▶ **Work to be completed**
Print the entries exactly as given.

****************************************

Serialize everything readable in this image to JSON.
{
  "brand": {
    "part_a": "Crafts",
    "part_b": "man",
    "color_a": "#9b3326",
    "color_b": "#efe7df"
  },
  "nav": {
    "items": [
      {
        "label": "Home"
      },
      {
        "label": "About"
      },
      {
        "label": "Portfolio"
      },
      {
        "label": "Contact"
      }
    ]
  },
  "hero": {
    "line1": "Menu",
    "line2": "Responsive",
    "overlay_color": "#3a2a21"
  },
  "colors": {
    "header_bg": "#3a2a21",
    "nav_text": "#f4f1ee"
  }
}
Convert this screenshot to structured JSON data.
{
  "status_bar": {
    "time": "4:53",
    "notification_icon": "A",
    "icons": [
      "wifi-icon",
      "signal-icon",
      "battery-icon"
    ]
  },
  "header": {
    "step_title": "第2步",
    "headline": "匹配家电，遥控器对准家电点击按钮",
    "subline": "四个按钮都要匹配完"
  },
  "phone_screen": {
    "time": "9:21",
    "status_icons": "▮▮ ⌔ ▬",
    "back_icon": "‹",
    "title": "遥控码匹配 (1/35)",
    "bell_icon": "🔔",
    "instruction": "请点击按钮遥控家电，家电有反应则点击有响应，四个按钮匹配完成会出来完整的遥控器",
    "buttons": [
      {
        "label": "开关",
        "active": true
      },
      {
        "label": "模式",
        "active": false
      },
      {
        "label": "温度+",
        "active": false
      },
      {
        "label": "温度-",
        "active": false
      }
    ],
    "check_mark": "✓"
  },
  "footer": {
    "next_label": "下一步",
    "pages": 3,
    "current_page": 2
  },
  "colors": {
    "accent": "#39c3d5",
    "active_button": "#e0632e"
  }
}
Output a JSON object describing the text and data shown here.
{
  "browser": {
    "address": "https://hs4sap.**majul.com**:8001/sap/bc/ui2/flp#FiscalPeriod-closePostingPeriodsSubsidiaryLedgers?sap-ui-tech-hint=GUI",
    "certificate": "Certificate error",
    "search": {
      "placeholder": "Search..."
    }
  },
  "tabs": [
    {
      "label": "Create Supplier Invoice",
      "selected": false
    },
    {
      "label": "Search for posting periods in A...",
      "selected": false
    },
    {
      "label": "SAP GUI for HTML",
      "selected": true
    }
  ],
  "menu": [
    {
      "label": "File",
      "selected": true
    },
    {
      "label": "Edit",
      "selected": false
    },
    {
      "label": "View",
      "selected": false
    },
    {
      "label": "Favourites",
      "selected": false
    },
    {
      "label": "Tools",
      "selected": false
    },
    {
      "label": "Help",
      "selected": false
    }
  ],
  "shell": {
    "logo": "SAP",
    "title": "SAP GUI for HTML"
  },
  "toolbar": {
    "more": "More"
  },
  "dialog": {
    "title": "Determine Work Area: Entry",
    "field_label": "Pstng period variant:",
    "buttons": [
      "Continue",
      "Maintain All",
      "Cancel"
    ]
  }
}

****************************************

▶ **Answer to this task**
Serialize everything readable in this image to JSON.
{
  "brand": {
    "part_a": "Crafts",
    "part_b": "man",
    "color_a": "#9b3326",
    "color_b": "#efe7df"
  },
  "nav": {
    "items": [
      {
        "label": "Home"
      },
      {
        "label": "About"
      },
      {
        "label": "Portfolio"
      },
      {
        "label": "Contact"
      }
    ]
  },
  "hero": {
    "line1": "Menu",
    "line2": "Responsive",
    "overlay_color": "#3a2a21"
  },
  "colors": {
    "header_bg": "#3a2a21",
    "nav_text": "#f4f1ee"
  }
}
Convert this screenshot to structured JSON data.
{
  "status_bar": {
    "time": "4:53",
    "notification_icon": "A",
    "icons": [
      "wifi-icon",
      "signal-icon",
      "battery-icon"
    ]
  },
  "header": {
    "step_title": "第2步",
    "headline": "匹配家电，遥控器对准家电点击按钮",
    "subline": "四个按钮都要匹配完"
  },
  "phone_screen": {
    "time": "9:21",
    "status_icons": "▮▮ ⌔ ▬",
    "back_icon": "‹",
    "title": "遥控码匹配 (1/35)",
    "bell_icon": "🔔",
    "instruction": "请点击按钮遥控家电，家电有反应则点击有响应，四个按钮匹配完成会出来完整的遥控器",
    "buttons": [
      {
        "label": "开关",
        "active": true
      },
      {
        "label": "模式",
        "active": false
      },
      {
        "label": "温度+",
        "active": false
      },
      {
        "label": "温度-",
        "active": false
      }
    ],
    "check_mark": "✓"
  },
  "footer": {
    "next_label": "下一步",
    "pages": 3,
    "current_page": 2
  },
  "colors": {
    "accent": "#39c3d5",
    "active_button": "#e0632e"
  }
}
Output a JSON object describing the text and data shown here.
{
  "browser": {
    "address": "https://hs4sap.**majul.com**:8001/sap/bc/ui2/flp#FiscalPeriod-closePostingPeriodsSubsidiaryLedgers?sap-ui-tech-hint=GUI",
    "certificate": "Certificate error",
    "search": {
      "placeholder": "Search..."
    }
  },
  "tabs": [
    {
      "label": "Create Supplier Invoice",
      "selected": false
    },
    {
      "label": "Search for posting periods in A...",
      "selected": false
    },
    {
      "label": "SAP GUI for HTML",
      "selected": true
    }
  ],
  "menu": [
    {
      "label": "File",
      "selected": true
    },
    {
      "label": "Edit",
      "selected": false
    },
    {
      "label": "View",
      "selected": false
    },
    {
      "label": "Favourites",
      "selected": false
    },
    {
      "label": "Tools",
      "selected": false
    },
    {
      "label": "Help",
      "selected": false
    }
  ],
  "shell": {
    "logo": "SAP",
    "title": "SAP GUI for HTML"
  },
  "toolbar": {
    "more": "More"
  },
  "dialog": {
    "title": "Determine Work Area: Entry",
    "field_label": "Pstng period variant:",
    "buttons": [
      "Continue",
      "Maintain All",
      "Cancel"
    ]
  }
}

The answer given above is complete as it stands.